Paul has received several accolades for his work in economic and business development. In 2006, he received the prestigious Tibbets Award in recognition of outstanding regional contributions to the federal SBIR program. In the same year, he won the PASBDC Director’s award for consulting excellence.
In addition to his consulting work, Paul is a Certified Public Accountant with a degree in business administration from Indiana University of Pennsylvania.
We recently spoke to Paul about his journey with I-Corps and the advice he has to offer new entrepreneurs.
What motivated you to become an I-Corps instructor?
I was first introduced to the I-Corps curriculum in 2012 when I served as a mentor for a University of Pittsburgh team. After spending the earlier years of my career consulting behind a desk, my eyes were opened to the magnitude of learning possibilities outside of the building. My initial experience as an I-Corps mentor motivated me to conceive our First Gear Program, initially with secured state funding, and in 2015 awarded as an NSF I-Corps Site university. My desire to become an I-Corps instructor follows my desire to discover through interaction with people and help faculty and students build scalable and sustainable business models.
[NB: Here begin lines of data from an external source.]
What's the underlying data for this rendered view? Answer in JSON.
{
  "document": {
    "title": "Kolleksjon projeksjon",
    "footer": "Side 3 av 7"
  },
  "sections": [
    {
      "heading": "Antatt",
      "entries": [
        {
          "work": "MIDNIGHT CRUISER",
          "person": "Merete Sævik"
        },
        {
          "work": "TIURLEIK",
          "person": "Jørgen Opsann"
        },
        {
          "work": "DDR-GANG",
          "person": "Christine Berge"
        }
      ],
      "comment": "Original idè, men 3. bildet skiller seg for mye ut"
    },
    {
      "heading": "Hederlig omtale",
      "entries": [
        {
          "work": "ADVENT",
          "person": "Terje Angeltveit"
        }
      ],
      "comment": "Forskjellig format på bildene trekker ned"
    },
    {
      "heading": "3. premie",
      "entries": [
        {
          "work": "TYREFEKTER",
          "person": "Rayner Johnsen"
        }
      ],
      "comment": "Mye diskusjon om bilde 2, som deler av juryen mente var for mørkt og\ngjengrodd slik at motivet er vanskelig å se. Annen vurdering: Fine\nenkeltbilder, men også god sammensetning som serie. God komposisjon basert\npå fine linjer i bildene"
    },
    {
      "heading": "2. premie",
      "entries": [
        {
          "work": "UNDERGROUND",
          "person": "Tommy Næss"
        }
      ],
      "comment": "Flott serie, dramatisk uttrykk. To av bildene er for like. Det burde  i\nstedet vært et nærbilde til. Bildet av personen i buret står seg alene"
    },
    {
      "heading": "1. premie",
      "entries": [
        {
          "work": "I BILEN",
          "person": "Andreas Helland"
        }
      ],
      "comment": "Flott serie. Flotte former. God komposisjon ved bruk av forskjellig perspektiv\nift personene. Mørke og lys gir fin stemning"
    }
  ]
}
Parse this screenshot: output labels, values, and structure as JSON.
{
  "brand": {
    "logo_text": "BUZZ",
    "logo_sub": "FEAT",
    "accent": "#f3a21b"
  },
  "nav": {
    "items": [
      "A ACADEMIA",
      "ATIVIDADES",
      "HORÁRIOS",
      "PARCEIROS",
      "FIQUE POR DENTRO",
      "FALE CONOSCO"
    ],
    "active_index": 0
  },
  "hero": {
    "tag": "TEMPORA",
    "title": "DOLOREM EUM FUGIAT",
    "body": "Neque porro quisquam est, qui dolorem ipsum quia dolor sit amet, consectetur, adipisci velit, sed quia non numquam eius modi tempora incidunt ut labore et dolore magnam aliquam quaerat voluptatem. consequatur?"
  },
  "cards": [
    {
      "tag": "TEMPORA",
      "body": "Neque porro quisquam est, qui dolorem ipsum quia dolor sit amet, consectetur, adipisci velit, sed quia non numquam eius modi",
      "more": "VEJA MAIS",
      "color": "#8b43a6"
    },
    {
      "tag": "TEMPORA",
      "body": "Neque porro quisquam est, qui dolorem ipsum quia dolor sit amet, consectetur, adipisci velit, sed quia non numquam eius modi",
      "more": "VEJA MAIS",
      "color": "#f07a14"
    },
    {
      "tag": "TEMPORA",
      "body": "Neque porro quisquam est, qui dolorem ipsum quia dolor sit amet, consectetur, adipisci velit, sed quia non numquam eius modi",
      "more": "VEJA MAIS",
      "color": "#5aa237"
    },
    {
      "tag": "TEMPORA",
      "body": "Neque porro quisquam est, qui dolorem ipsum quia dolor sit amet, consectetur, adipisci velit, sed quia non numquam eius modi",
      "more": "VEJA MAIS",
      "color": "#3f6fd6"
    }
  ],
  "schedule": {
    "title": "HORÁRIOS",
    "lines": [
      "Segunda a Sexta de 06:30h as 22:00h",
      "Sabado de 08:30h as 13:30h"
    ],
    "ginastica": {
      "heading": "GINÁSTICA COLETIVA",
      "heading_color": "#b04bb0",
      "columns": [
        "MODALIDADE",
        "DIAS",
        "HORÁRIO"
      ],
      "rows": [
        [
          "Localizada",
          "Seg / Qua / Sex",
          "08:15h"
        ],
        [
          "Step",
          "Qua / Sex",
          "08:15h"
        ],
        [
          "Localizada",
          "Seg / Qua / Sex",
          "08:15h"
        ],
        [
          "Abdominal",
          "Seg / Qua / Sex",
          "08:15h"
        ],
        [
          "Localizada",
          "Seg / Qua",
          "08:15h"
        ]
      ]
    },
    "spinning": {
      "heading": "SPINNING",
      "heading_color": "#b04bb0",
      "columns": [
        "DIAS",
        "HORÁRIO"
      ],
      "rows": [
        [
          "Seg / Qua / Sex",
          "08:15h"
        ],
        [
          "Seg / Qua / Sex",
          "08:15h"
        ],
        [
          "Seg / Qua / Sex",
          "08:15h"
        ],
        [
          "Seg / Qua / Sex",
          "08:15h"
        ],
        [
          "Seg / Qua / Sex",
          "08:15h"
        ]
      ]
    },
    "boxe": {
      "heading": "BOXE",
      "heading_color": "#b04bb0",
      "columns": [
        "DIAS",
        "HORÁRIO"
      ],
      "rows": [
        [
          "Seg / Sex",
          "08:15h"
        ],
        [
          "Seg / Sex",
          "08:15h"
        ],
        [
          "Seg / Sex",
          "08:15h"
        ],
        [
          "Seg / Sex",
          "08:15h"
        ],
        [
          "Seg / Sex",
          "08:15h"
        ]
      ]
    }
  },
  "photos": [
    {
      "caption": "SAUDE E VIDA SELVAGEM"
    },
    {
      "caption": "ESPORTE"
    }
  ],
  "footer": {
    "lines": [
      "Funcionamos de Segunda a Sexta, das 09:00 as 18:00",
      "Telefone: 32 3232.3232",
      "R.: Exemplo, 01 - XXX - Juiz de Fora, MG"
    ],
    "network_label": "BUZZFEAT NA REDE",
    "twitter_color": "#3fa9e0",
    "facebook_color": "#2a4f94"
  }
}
What one piece of advice do you have for new entrepreneurs?
Focus on your customer and become intimate with the jobs that they do. Find opportunities to enhance their lives. Ensure that you are passionate, and adopt an Apollo 13 attitude: “Failure is not an option.” True entrepreneurs make things happen.
Of the startup teams you have instructed, are there any success stories that come to mind? Where is/are those team(s) now?
In 2015, I worked with a team of bioengineering students with a novel antioxidant coating that prevents expensive inflammation complications in the dental implant market. This was a team that took customer discovery to heart and understood clearly that by listening, they could learn from their potential customers and stakeholders. Through this discovery effort, the team eventually pivoted and developed safe, environmentally friendly coatings. They joined the billion-dollar antifouling coatings market, in industries that include HVAC, energy, and defense. Today the company is actively utilizing the federal SBIR program for product development, selling solutions to their customers, and adding to the economic vitality of our region.
After learning about so many different customer markets, can you share a market or customer problem that still requires a solution/has great demand?
There are unlimited opportunities to discover solutions that address significant major market problems in many segments: healthcare, education, transportation, environment, robotics, artificial intelligence, energy, and more. Within these markets, numerous opportunities exist for the creation of viable solutions that benefit companies, individuals, and society. Solutions that improve lives relating to diabetes, obesity, remote learning, self-driving vehicles, climate change, clean water, cybersecurity, infrastructure, and grid management.